Giants’ Hudson, Mets’ Colon a pitching matchup for the ages
06/07/2014 5:51 PM
06/07/2014 5:52 PM
SAN FRANCISCO -- Bartolo Colon made his major-league debut on April 4, 1997, as a 23-year-old right-hander for the Cleveland Indians. Two months later, Tim Hudson was drafted in the sixth round by the Oakland A’s, for whom the right-hander made his MLB debut in June 1999, also at the age of 23.
Two of the majors’ longest-tenured starting pitchers will oppose each other tonight in San Francisco, still pitching effectively at the ages of 41 (Colon) and 38 (Hudson, coming off 2013 ankle surgery).
Hudson has the lowest ERA in the majors at 1.75, and is one of only three Giants pitchers in the San Francisco era to have a sub-2.00 ERA through his first 11 starts with the team. Colon, meanwhile, is 5-5 with a 4.52 ERA, but he has a 1.61 ERA in his last three starts and has won all three.
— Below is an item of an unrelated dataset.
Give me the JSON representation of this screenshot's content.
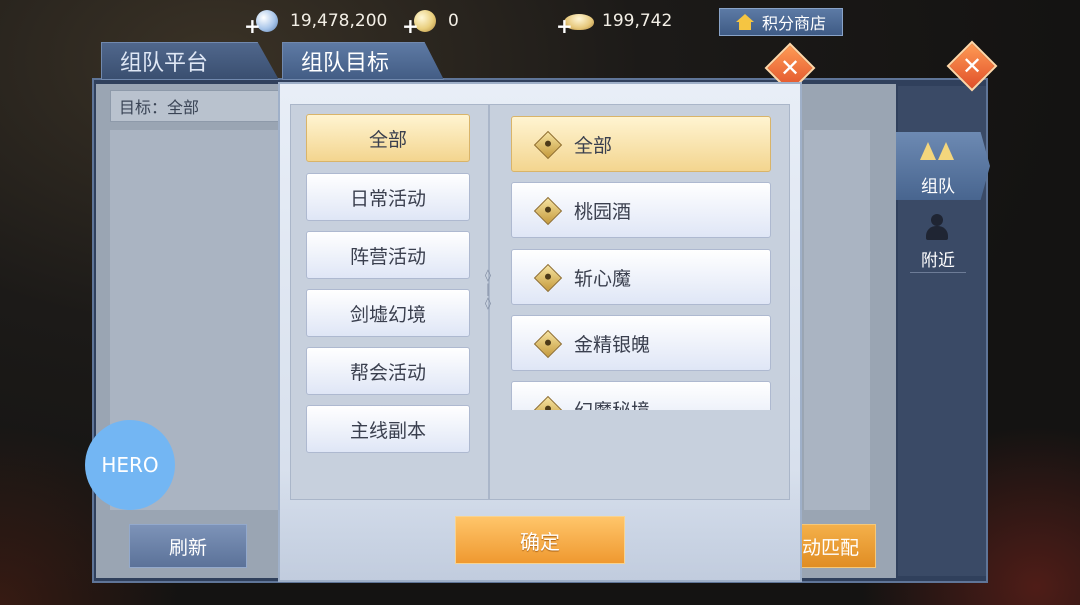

Both are known as quick workers and throw fastballs with movement a high percentage of the time, but that’s about where their similarities end. Giants manager Bruce Bochy pointed out that Hudson’s fastball is more of a sinking pitch -- and he complements it with an assortment of breaking pitches -- while Colon relies primarily on a harder fastball that has more cutting or running movement.
It’s still an intriguing matchup between two guys who have combined for 405 wins in the majors (Hudson with 211, Colon closing in on a milestone with 194). Here’s the Giants’ lineup against Colon:
And the Mets’ lineup against Hudson:
CF den Dekker
* Reliever Santiago Casilla threw 30 pitches in a bullpen session today and "came out of it well," Bochy said. Casilla also ran 30- and 60-yard striders to test his right hamstring. Bochy said Casilla will have a day off before throwing a longer bullpen, "then we’ll re-evaluate him, and there’s a good chance he could start his rehab if all goes well."
Ideally, Bochy said, Casilla will start his rehab assignment late next week. That would typically mean three or four outings, with Casilla showing he can pitch on back-to-back days and throw multiple innings, but Bochy said the Giants might not need to check off all those boxes because it was Casilla’s leg that was injured, not his arm.
* Brandon Belt, who had the pins removed from his fractured thumb Friday, is going to start ramping up his conditioning and could resume baseball activities within a week, Bochy said. Belt has been doing light conditioning and taking one-arm swings, but the Giants would like to "see if we can speed up this process," Bochy said.
* Buster Posey’s home run Friday night was his first in 93 at-bats, a stretch that included Posey missing time with back tightness. While Posey is never one to lack for confidence, Bochy said snapping the homerless streak likely was a shot in the arm for the catcher.
"I think so," Bochy said. "With the nagging lower-back injury, I think it did slow him down a little bit, and I think (the home run) gave him a sense of confidence of hey, I’m fine, I’m good to go, I can let it go."
* No particular reason for starting Tyler Colvin in left field tonight over Gregor Blanco, Bochy said. Neither has extensive experience against Colon, and while Blanco has been swinging the bat better, Bochy said he decided to go with Colvin on a "hunch."
Bochy also played a hunch in Cincinnati starting Juan Perez against lefty Tony Cingrani, and that worked out pretty well.
* It’s apparently Superhero Night here at AT&T Park, so Bochy was asked if he had a favorite superhero growing up.
"I was a big Superman guy," Bochy said. "As far as comics, I enjoyed reading them all when I was young. But I think Superman was my guy."
So there you have it.
Join the Discussion
The Sacramento Bee is pleased to provide this opportunity to share information, experiences and observations about what's in the news. Some of the comments may be reprinted elsewhere on the site or in the newspaper. We encourage lively, open debate on the issues of the day, and ask that you refrain from profanity, hate speech, personal comments and remarks that are off point. Thank you for taking the time to offer your thoughts.